## TASK DETAILS
Where a line below holds the string "山东博物馆", copy that line.

*** RECORDS PROVIDED Section Begins ***

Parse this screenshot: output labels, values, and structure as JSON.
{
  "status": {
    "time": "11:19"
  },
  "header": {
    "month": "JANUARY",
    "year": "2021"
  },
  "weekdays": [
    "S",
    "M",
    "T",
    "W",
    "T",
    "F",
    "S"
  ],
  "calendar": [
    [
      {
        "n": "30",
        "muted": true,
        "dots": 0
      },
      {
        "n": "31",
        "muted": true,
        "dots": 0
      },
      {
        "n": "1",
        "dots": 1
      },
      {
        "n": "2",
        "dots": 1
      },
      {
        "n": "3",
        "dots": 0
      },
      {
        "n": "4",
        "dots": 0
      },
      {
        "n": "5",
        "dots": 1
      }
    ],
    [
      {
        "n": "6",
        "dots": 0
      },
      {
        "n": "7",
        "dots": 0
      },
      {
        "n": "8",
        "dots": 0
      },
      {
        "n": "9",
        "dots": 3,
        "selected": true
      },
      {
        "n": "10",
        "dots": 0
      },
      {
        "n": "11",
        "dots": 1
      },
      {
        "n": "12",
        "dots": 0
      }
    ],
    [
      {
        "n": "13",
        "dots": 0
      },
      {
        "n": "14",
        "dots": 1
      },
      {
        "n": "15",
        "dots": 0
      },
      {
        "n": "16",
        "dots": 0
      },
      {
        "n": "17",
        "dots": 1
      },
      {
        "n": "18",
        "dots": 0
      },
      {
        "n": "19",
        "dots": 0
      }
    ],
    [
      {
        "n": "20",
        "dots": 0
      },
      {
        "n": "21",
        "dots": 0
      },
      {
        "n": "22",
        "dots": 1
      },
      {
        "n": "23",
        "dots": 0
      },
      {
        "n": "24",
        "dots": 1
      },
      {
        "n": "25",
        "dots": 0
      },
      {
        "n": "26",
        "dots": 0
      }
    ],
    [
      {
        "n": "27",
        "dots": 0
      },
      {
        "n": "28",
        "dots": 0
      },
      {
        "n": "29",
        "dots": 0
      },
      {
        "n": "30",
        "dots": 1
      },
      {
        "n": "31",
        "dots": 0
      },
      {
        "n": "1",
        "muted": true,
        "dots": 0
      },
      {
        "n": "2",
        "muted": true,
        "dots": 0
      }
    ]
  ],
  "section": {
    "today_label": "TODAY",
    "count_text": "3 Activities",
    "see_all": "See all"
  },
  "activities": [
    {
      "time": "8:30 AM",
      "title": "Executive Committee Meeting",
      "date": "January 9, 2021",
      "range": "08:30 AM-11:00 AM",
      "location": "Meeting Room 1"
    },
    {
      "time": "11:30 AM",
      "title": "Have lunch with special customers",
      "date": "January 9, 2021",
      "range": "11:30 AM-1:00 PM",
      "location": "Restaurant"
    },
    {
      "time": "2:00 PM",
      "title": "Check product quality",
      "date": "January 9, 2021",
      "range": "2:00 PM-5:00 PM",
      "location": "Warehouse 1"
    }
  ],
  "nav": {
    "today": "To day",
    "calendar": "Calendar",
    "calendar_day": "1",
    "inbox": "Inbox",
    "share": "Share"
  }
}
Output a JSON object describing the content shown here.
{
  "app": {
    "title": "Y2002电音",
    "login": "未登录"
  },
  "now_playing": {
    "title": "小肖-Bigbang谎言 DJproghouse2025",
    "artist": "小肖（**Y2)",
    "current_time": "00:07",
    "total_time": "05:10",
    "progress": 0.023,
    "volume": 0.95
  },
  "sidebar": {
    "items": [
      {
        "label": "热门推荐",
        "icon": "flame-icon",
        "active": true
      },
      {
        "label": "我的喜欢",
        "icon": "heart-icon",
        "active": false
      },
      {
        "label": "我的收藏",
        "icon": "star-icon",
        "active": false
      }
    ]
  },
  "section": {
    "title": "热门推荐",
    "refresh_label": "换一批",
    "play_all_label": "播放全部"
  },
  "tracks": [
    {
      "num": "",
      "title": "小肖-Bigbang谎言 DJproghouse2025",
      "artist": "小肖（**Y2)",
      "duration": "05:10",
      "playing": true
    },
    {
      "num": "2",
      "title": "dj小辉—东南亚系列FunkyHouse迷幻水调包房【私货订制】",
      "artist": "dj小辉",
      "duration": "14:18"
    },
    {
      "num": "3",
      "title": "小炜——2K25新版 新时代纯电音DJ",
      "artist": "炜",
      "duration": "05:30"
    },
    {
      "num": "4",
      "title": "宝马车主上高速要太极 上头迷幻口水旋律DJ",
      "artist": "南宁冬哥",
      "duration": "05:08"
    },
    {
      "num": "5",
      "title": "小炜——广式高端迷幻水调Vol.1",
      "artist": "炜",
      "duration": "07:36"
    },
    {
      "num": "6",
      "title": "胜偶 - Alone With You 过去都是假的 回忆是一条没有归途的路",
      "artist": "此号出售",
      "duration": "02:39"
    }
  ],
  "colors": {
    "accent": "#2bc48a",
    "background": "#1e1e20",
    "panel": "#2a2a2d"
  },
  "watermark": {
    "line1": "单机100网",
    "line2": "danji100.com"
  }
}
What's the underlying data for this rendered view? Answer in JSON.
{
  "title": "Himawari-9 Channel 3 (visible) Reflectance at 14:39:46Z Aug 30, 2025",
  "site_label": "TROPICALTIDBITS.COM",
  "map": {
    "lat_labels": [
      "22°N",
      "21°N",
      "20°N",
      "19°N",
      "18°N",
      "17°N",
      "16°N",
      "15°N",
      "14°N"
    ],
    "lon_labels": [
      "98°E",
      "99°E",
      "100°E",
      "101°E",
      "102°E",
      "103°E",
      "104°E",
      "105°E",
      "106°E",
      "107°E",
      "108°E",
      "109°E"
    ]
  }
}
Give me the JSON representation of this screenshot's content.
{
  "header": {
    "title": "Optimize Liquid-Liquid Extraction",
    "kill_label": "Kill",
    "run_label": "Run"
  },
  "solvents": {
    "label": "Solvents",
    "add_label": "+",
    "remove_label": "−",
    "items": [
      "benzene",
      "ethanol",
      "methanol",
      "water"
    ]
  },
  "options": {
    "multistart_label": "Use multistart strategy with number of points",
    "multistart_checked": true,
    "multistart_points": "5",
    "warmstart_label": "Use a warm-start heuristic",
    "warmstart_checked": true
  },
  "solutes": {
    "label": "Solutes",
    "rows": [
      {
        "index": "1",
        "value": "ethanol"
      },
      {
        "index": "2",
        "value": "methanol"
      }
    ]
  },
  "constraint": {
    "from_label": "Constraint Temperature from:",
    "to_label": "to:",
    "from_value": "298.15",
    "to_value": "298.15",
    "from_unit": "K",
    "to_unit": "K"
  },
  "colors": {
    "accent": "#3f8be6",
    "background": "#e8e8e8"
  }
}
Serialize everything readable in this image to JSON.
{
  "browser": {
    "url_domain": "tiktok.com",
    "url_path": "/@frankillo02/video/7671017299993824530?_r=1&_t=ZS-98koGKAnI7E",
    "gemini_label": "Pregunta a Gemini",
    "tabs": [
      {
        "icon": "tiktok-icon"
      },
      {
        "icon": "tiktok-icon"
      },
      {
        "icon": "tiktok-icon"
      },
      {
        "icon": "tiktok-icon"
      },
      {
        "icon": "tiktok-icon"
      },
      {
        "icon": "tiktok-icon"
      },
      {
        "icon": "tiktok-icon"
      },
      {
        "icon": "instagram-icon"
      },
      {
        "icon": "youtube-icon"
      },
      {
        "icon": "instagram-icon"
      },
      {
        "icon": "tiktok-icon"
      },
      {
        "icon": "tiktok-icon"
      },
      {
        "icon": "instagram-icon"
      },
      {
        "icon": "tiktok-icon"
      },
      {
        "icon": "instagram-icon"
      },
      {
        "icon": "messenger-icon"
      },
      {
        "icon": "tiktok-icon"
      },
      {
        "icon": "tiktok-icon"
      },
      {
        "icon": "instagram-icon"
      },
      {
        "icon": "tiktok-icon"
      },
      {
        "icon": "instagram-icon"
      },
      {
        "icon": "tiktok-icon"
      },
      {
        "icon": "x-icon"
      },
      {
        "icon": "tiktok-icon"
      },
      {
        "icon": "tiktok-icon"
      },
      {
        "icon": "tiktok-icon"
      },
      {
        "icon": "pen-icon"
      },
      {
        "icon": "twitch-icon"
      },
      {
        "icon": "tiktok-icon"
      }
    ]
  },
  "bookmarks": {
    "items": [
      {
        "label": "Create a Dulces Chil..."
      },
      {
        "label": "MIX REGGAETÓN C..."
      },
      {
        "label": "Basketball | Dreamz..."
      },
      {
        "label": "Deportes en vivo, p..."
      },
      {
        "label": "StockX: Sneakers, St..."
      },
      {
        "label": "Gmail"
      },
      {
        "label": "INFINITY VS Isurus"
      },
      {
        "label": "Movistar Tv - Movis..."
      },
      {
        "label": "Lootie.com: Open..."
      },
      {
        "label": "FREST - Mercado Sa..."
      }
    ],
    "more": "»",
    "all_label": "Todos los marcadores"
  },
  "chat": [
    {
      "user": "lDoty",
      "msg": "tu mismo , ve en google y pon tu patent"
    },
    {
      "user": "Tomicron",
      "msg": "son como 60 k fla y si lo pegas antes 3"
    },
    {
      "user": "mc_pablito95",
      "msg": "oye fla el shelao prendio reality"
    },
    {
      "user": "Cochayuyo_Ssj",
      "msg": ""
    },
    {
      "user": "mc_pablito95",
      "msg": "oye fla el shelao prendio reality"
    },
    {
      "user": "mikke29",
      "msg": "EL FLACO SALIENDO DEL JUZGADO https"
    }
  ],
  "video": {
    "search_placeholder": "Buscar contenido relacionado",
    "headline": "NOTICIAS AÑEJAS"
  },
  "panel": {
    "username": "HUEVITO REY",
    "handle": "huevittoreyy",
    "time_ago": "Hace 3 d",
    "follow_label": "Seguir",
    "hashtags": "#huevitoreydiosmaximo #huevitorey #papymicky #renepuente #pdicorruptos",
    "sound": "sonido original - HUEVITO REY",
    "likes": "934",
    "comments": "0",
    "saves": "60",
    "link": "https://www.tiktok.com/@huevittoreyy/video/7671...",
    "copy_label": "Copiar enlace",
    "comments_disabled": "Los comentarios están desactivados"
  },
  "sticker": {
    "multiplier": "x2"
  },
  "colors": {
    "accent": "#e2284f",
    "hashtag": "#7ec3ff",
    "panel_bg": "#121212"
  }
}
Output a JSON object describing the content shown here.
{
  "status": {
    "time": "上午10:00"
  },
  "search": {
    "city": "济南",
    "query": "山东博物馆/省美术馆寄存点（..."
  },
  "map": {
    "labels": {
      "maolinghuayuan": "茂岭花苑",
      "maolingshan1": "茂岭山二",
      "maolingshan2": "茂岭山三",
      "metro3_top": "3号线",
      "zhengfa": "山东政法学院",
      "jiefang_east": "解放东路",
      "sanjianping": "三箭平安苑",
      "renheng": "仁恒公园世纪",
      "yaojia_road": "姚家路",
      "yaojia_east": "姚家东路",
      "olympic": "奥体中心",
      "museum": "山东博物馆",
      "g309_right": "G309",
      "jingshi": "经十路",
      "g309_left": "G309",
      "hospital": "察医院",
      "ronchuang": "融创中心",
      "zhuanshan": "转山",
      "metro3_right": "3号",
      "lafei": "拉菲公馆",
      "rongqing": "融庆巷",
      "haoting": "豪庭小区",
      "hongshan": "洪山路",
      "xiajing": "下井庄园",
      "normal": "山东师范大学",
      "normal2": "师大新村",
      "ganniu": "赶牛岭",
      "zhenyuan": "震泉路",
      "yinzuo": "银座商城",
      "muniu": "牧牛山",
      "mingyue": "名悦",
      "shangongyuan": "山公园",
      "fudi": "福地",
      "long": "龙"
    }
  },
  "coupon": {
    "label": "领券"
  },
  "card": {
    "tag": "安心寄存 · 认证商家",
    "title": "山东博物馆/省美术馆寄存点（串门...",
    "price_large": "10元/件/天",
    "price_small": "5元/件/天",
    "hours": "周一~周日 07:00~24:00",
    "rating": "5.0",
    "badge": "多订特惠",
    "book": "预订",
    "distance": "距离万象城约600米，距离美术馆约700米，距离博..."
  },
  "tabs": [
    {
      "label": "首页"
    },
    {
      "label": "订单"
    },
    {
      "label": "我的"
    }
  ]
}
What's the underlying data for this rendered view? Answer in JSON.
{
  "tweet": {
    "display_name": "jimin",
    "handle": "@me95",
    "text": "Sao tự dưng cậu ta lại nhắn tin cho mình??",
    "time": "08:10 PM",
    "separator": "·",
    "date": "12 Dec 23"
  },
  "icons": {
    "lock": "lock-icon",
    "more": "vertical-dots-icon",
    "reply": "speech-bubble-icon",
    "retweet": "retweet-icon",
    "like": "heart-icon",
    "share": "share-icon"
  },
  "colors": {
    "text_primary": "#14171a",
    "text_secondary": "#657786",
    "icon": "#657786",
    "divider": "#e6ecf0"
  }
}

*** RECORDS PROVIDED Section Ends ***

## TASK RESPONSE
    "query": "山东博物馆/省美术馆寄存点（..."
      "museum": "山东博物馆",
    "title": "山东博物馆/省美术馆寄存点（串门...",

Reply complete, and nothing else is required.